### WORK TO BE COMPLETED
The answer must be the data, repeated exactly.

------ STORED DATA ------

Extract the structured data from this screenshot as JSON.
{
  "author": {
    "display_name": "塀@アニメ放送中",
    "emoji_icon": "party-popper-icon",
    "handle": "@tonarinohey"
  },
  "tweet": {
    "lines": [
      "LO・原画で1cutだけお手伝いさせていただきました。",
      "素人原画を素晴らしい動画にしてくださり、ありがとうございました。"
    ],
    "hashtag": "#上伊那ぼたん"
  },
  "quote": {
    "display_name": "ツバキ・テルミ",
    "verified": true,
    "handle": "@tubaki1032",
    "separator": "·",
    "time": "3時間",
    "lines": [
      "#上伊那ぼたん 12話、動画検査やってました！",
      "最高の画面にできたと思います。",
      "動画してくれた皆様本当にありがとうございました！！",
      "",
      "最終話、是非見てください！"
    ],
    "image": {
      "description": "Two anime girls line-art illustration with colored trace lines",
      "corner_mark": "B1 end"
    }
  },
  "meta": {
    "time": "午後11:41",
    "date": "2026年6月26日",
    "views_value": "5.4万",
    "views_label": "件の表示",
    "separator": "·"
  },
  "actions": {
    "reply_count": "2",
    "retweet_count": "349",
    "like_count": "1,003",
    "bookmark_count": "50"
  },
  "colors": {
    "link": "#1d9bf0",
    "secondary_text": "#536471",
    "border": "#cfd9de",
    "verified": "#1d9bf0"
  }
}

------

### EXERCISE SOLUTION
Extract the structured data from this screenshot as JSON.
{
  "author": {
    "display_name": "塀@アニメ放送中",
    "emoji_icon": "party-popper-icon",
    "handle": "@tonarinohey"
  },
  "tweet": {
    "lines": [
      "LO・原画で1cutだけお手伝いさせていただきました。",
      "素人原画を素晴らしい動画にしてくださり、ありがとうございました。"
    ],
    "hashtag": "#上伊那ぼたん"
  },
  "quote": {
    "display_name": "ツバキ・テルミ",
    "verified": true,
    "handle": "@tubaki1032",
    "separator": "·",
    "time": "3時間",
    "lines": [
      "#上伊那ぼたん 12話、動画検査やってました！",
      "最高の画面にできたと思います。",
      "動画してくれた皆様本当にありがとうございました！！",
      "",
      "最終話、是非見てください！"
    ],
    "image": {
      "description": "Two anime girls line-art illustration with colored trace lines",
      "corner_mark": "B1 end"
    }
  },
  "meta": {
    "time": "午後11:41",
    "date": "2026年6月26日",
    "views_value": "5.4万",
    "views_label": "件の表示",
    "separator": "·"
  },
  "actions": {
    "reply_count": "2",
    "retweet_count": "349",
    "like_count": "1,003",
    "bookmark_count": "50"
  },
  "colors": {
    "link": "#1d9bf0",
    "secondary_text": "#536471",
    "border": "#cfd9de",
    "verified": "#1d9bf0"
  }
}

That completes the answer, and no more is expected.